(Problem to work on): One line at a time, check the entries below for the word "description", and copy each line that has it.

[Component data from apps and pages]

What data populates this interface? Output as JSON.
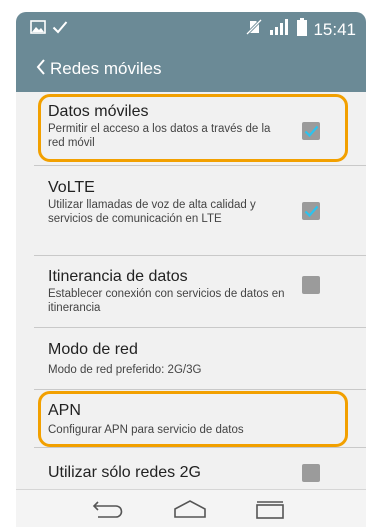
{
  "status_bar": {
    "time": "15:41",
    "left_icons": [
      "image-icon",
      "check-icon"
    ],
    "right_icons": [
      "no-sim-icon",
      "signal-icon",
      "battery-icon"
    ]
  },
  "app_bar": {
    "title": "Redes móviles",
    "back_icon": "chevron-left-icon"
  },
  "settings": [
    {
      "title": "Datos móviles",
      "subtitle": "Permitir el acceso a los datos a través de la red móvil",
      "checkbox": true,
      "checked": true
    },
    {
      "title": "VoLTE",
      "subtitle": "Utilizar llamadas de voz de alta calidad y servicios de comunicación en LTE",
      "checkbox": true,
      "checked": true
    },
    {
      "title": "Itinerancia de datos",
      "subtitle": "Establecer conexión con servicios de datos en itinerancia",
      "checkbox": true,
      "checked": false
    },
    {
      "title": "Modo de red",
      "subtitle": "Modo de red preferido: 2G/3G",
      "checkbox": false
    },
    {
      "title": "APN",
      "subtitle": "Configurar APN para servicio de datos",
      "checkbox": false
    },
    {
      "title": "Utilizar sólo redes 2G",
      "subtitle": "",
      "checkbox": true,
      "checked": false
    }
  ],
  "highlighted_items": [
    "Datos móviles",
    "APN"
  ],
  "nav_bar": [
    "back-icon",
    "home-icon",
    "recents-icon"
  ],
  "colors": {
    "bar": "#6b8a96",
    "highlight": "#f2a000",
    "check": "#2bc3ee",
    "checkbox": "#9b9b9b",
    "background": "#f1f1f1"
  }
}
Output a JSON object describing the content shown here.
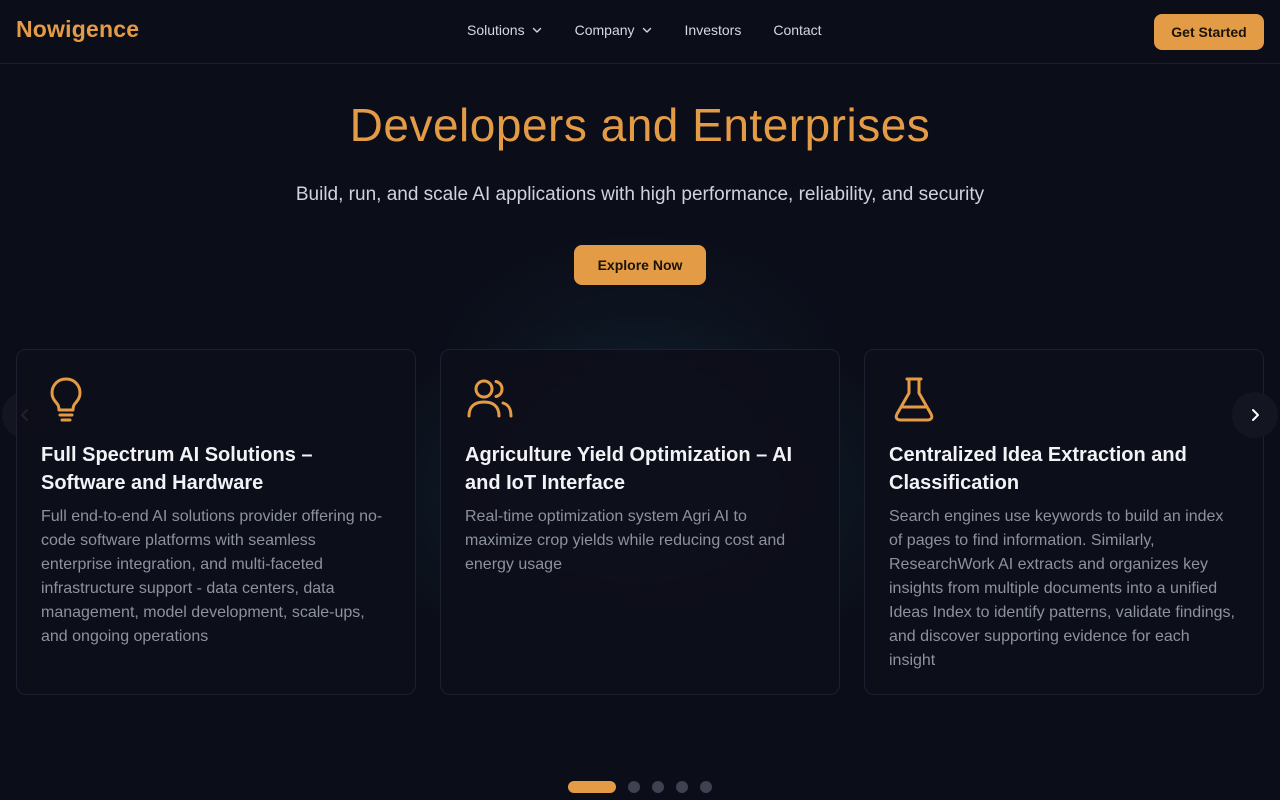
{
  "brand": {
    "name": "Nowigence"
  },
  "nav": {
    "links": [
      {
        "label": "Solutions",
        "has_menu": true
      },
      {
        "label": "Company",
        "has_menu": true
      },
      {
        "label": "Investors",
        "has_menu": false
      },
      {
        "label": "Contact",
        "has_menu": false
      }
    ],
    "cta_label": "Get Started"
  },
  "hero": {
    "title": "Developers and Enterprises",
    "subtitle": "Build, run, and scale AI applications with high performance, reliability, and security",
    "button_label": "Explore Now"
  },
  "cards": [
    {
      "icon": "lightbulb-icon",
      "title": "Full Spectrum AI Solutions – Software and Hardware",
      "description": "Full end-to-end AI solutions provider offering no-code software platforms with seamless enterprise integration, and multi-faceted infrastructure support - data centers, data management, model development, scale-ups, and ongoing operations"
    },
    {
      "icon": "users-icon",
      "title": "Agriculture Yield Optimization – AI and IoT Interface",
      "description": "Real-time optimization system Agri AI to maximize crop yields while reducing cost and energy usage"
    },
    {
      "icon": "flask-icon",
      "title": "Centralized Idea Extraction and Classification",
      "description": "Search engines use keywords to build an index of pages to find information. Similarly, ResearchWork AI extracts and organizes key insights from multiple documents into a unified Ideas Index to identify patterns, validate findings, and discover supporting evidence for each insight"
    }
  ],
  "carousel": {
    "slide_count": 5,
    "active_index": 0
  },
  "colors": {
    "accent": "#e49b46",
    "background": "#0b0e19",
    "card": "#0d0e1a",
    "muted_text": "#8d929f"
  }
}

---

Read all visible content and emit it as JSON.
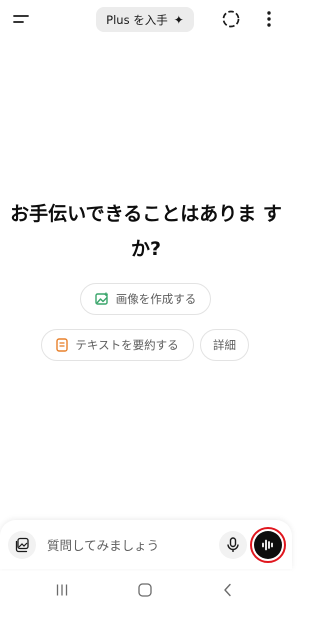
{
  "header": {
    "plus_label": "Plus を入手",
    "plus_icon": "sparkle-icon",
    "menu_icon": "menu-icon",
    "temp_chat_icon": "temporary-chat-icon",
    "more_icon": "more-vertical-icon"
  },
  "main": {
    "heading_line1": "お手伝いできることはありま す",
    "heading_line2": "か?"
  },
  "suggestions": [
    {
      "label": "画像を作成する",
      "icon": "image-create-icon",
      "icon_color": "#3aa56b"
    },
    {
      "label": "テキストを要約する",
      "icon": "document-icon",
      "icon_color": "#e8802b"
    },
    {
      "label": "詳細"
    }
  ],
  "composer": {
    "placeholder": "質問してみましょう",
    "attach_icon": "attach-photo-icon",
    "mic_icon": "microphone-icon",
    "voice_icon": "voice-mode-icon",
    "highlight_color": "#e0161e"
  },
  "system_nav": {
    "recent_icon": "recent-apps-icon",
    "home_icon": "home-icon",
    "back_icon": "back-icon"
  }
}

(Written response):
      "description": "Full end-to-end AI solutions provider offering no-code software platforms with seamless enterprise integration, and multi-faceted infrastructure support - data centers, data management, model development, scale-ups, and ongoing operations"
      "description": "Real-time optimization system Agri AI to maximize crop yields while reducing cost and energy usage"
      "description": "Search engines use keywords to build an index of pages to find information. Similarly, ResearchWork AI extracts and organizes key insights from multiple documents into a unified Ideas Index to identify patterns, validate findings, and discover supporting evidence for each insight"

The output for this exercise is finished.